__EXERCISE DETAILS__. Copy every line in the records below that contains the word "serta".

---------- TASK DATA ----------

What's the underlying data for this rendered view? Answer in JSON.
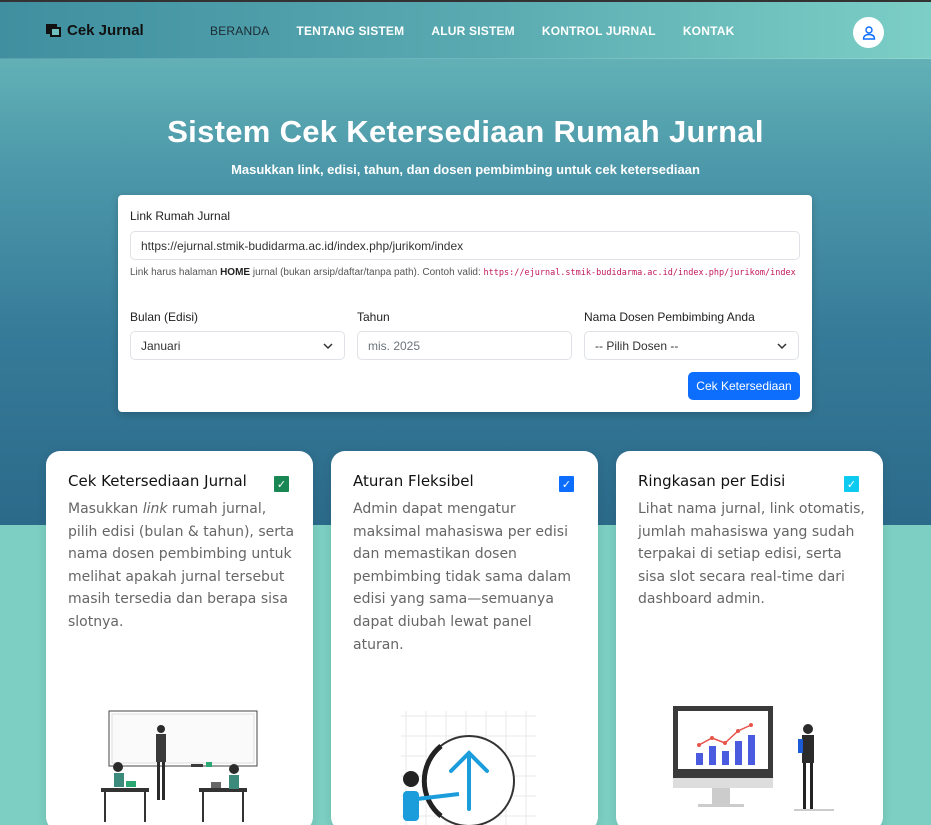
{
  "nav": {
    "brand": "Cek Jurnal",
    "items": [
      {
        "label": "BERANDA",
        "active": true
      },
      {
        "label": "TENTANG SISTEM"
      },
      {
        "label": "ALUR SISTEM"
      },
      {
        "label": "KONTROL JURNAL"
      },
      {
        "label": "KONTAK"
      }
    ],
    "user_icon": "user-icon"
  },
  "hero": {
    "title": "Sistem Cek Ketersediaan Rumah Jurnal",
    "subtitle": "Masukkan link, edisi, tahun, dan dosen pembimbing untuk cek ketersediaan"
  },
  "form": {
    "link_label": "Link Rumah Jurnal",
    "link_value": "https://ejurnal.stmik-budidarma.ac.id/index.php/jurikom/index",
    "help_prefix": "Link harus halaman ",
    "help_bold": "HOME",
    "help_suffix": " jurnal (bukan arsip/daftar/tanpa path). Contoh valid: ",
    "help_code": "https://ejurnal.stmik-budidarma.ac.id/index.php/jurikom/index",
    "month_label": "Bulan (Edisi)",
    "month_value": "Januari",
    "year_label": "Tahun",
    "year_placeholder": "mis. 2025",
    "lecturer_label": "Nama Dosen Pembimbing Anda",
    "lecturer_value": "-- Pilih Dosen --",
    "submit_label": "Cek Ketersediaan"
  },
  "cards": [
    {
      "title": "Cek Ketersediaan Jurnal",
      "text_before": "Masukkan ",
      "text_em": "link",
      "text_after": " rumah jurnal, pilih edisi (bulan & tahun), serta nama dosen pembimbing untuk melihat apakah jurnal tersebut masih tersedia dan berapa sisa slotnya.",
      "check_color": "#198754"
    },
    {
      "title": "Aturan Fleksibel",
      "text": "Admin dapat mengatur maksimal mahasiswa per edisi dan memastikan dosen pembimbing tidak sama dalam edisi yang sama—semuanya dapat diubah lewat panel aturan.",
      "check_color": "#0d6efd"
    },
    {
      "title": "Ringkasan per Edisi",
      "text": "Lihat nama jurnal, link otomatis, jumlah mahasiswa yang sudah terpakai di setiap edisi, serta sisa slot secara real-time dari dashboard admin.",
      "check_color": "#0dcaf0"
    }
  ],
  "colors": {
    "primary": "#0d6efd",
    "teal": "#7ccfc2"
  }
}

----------

__ANSWER TO THIS TASK__.
      "text_after": " rumah jurnal, pilih edisi (bulan & tahun), serta nama dosen pembimbing untuk melihat apakah jurnal tersebut masih tersedia dan berapa sisa slotnya.",
      "text": "Lihat nama jurnal, link otomatis, jumlah mahasiswa yang sudah terpakai di setiap edisi, serta sisa slot secara real-time dari dashboard admin.",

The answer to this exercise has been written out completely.